• [Activity]:
Extract the entries in their exact form.

• • • • •

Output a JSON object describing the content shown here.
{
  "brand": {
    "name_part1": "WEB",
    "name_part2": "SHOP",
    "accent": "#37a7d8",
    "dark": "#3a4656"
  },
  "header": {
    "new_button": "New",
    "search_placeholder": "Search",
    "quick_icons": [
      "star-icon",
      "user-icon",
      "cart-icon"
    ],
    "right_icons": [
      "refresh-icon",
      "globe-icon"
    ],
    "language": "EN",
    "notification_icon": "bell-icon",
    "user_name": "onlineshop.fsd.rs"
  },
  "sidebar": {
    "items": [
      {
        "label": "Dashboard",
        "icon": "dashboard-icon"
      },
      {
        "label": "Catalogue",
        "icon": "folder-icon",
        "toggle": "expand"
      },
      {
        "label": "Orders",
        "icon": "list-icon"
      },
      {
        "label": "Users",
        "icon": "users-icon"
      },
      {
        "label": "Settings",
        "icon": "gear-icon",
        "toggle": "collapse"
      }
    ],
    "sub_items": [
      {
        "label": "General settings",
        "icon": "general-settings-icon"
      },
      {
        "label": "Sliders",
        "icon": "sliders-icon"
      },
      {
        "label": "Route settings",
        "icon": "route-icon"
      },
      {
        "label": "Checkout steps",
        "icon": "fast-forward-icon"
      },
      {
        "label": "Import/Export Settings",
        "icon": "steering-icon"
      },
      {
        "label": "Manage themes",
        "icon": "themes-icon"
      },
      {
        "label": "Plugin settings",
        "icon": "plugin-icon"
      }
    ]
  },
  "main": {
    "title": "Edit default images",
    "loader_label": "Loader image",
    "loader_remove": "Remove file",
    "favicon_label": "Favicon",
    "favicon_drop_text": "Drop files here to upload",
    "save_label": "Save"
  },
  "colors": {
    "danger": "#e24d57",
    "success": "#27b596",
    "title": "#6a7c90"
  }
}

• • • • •

• [Solution to this task]:
Output a JSON object describing the content shown here.
{
  "brand": {
    "name_part1": "WEB",
    "name_part2": "SHOP",
    "accent": "#37a7d8",
    "dark": "#3a4656"
  },
  "header": {
    "new_button": "New",
    "search_placeholder": "Search",
    "quick_icons": [
      "star-icon",
      "user-icon",
      "cart-icon"
    ],
    "right_icons": [
      "refresh-icon",
      "globe-icon"
    ],
    "language": "EN",
    "notification_icon": "bell-icon",
    "user_name": "onlineshop.fsd.rs"
  },
  "sidebar": {
    "items": [
      {
        "label": "Dashboard",
        "icon": "dashboard-icon"
      },
      {
        "label": "Catalogue",
        "icon": "folder-icon",
        "toggle": "expand"
      },
      {
        "label": "Orders",
        "icon": "list-icon"
      },
      {
        "label": "Users",
        "icon": "users-icon"
      },
      {
        "label": "Settings",
        "icon": "gear-icon",
        "toggle": "collapse"
      }
    ],
    "sub_items": [
      {
        "label": "General settings",
        "icon": "general-settings-icon"
      },
      {
        "label": "Sliders",
        "icon": "sliders-icon"
      },
      {
        "label": "Route settings",
        "icon": "route-icon"
      },
      {
        "label": "Checkout steps",
        "icon": "fast-forward-icon"
      },
      {
        "label": "Import/Export Settings",
        "icon": "steering-icon"
      },
      {
        "label": "Manage themes",
        "icon": "themes-icon"
      },
      {
        "label": "Plugin settings",
        "icon": "plugin-icon"
      }
    ]
  },
  "main": {
    "title": "Edit default images",
    "loader_label": "Loader image",
    "loader_remove": "Remove file",
    "favicon_label": "Favicon",
    "favicon_drop_text": "Drop files here to upload",
    "save_label": "Save"
  },
  "colors": {
    "danger": "#e24d57",
    "success": "#27b596",
    "title": "#6a7c90"
  }
}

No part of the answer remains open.